Give the number of lines below that contain the word "title", and nothing else.

Available data START

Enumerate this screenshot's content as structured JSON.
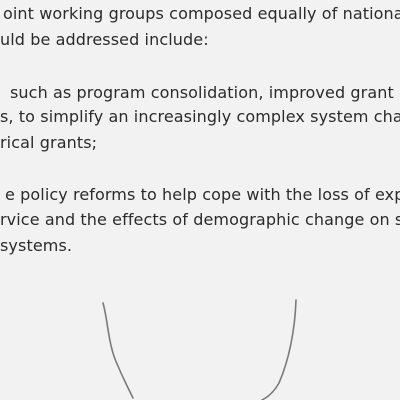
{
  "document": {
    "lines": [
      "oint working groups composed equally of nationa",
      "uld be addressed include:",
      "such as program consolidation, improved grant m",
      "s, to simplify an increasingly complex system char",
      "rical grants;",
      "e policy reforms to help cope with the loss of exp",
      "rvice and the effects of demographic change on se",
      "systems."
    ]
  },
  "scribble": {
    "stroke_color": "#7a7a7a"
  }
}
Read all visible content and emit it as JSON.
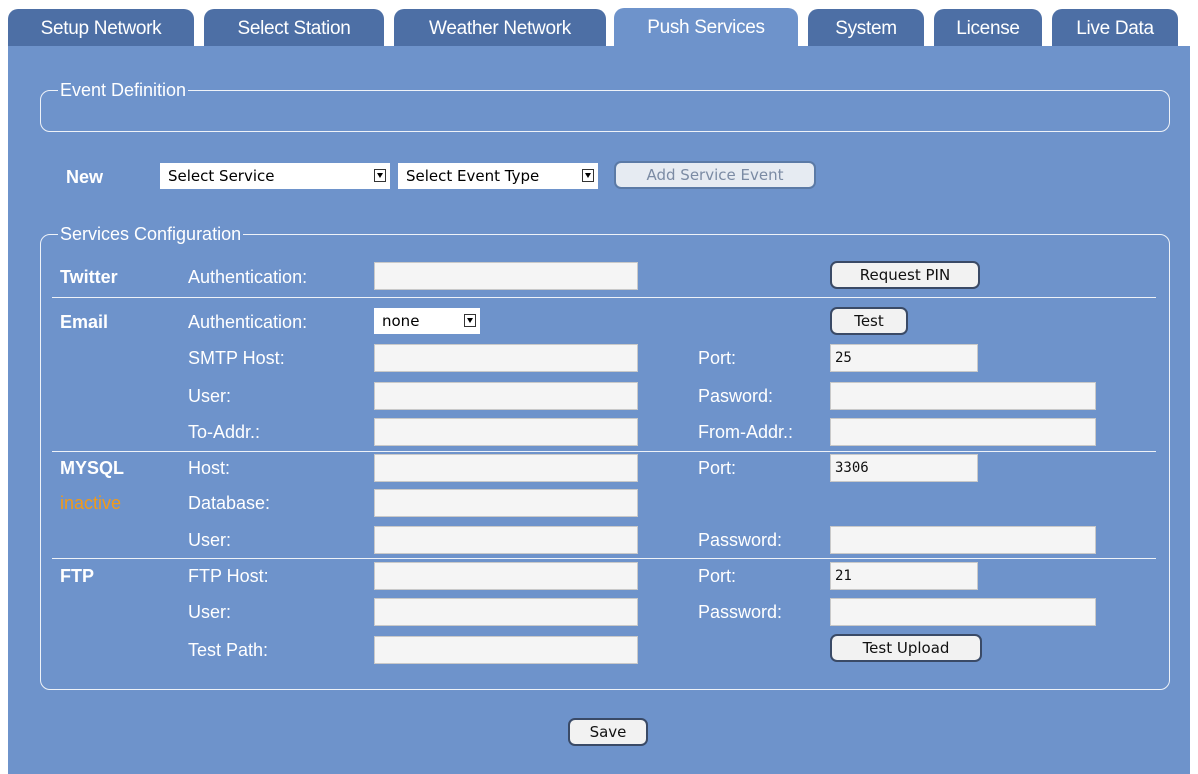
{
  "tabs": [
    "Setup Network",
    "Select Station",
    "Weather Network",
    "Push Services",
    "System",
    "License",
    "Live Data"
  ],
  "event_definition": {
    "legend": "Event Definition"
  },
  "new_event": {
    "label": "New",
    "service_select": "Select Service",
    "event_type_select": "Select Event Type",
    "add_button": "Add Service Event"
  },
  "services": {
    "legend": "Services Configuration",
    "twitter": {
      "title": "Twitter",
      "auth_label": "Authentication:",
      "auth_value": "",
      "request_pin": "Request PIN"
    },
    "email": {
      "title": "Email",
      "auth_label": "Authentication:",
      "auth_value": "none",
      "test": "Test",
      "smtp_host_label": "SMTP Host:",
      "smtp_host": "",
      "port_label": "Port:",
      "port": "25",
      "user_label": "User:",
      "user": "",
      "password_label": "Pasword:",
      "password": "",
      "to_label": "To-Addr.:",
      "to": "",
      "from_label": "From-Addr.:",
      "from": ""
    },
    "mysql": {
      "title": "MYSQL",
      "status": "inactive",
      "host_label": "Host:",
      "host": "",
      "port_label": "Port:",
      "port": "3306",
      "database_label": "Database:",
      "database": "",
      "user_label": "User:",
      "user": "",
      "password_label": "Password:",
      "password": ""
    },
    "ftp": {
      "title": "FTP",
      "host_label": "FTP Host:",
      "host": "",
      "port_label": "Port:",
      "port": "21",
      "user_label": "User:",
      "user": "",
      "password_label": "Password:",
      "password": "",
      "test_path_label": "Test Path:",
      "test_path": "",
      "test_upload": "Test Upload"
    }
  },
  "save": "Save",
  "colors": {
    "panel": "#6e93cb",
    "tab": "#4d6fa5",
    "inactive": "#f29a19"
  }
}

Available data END
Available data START

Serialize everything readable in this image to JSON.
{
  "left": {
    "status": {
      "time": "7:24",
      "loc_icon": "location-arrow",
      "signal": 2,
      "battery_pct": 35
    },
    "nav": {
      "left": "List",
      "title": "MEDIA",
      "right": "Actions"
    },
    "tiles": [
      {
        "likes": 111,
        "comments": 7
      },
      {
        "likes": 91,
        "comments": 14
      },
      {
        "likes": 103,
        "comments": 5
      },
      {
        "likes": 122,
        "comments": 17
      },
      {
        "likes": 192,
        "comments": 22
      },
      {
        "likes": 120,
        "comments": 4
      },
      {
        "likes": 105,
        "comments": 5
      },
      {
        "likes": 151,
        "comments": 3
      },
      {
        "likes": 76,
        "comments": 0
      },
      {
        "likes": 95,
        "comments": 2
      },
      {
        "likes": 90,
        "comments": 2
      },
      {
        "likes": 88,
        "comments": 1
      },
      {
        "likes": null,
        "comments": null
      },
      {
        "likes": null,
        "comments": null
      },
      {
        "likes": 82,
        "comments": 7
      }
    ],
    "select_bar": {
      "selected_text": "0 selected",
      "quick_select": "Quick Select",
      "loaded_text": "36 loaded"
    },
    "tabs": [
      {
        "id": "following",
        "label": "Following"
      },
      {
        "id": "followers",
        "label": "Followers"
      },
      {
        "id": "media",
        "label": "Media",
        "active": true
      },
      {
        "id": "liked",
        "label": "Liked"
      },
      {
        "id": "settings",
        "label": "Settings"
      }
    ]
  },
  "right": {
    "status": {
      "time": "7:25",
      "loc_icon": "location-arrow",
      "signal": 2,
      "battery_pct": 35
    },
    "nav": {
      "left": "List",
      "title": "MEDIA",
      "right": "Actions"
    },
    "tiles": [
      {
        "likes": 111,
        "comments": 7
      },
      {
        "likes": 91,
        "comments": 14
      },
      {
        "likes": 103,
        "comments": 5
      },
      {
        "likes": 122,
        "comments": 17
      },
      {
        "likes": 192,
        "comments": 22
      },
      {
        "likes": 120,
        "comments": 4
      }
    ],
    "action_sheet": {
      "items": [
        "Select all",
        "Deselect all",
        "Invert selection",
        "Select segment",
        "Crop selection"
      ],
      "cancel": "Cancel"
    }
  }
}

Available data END

Solved problem: 6